21 April 2010

Hackintosh Hybrids : No and No (I repeat: NO)

Participating in the OSx86 community (yes, I'd like to think/fool myself that what I'm doing and at the level of experience I have, can be classified as "participating") means providing support free technical support for the general unknown masses who are in the same boat as you are: you have the same PC model and Mac OS X version installed.

That "technical support" is not really comprehensive for you yourself may have been just reporting on what works for you and what doesn't, hence the limit. This is what I do. I tinker with my system in the hopes of improving my own user experience and when I get to what works, I post it on this blog. For now, I prefer EFI boot setups. It's a personal preference really and it works for me and so that's what I write about.

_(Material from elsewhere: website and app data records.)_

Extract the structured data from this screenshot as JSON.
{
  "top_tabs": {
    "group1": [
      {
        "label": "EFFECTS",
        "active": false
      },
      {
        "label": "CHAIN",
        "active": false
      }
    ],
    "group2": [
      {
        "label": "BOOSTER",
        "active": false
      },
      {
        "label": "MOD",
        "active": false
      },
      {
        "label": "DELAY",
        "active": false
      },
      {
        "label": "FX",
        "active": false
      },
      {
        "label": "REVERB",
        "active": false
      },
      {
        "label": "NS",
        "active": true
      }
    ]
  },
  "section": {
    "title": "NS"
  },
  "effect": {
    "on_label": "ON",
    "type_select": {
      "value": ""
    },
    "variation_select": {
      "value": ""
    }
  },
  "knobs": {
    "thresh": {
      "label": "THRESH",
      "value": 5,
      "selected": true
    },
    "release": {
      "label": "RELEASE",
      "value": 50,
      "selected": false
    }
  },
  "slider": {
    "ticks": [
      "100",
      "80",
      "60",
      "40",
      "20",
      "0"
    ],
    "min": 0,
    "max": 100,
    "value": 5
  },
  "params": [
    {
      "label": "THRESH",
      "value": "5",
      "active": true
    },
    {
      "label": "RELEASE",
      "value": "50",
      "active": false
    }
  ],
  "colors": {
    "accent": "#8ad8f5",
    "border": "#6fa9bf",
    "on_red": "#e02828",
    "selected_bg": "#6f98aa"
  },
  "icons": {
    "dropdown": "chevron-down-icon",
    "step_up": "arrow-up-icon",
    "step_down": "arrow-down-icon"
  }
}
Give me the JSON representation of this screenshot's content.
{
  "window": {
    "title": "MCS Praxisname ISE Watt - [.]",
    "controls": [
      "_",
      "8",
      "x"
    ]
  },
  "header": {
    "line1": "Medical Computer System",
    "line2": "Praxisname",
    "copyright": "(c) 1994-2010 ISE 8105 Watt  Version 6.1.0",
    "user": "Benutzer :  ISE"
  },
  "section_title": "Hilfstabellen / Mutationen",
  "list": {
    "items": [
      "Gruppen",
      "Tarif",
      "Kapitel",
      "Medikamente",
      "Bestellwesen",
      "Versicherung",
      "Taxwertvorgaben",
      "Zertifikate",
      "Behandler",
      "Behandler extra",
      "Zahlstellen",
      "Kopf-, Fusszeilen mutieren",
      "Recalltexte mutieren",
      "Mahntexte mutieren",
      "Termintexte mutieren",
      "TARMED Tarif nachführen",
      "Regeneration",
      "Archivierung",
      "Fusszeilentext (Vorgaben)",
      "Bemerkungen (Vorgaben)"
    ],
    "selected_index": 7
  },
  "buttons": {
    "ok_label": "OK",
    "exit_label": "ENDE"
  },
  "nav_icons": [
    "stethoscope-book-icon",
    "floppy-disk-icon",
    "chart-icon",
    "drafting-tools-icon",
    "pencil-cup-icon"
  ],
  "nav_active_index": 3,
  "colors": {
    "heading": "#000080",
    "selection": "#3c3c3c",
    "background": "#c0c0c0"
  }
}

That's what readers get on this blog.

But then given that the OSx86 is a very very very vast parallel universe of sorts, EFI boot is not the only way to hackintosh.

Then there comes the tragedy: people have a tendency to just slop this and that on their systems to get something working without so much as a thought.

And I know that because I acted exactly that way once upon a time in my early noob days. It's a painful experience and I've learned from it. Mixing boot methods, specifically EFI and NetbookBootmaker, etc. is not a good thing.

Apart from the fact that it could screw my setup pretty bad, I was left unable to determine what exactly went wrong because of the spaghetti mess that resulted - I didn't know precisely what that "ramdisk" or "untitled" does or what it loads, or when it loads or where it loads. I wasn't willing to be my own personal tech support provider at that time but I had to have a functional machine so in the end, I had to wipe-out, reinstall just to get to the root of that "toothache".

Hackintosh lesson: Hybrid cars are cool, yes, but hackintosh hybrids are a BIG NO NO.

If you choose a specific boot method, then go with that method all the way and save yourself from trouble. :)


jccw said...

A question: given your experience, do you still think EFI was the right way to go? Initially it made sense to me, but it seems to be just as hard as other ways to go from one OS version to the next, and it's a little harder to do backup and recovery because of the extra volume that needs to be dealt with. I've got a working EFI implementation, and I intend to stick with it, but I'm curious.

LeMaurien19 said...

^I like EFI currently because it's very transparent - it allows me more control over what goes in my system.

It isn't noob friendly so it isn't easy. Yes it would require you to understand OSx86 - not all, but the fundamentals should do. And in turn, you get to troubleshoot AND resolve your own issues instead of staying at the mercy of developers of other easier methods to resolve your issues with their software.

Just my two cents.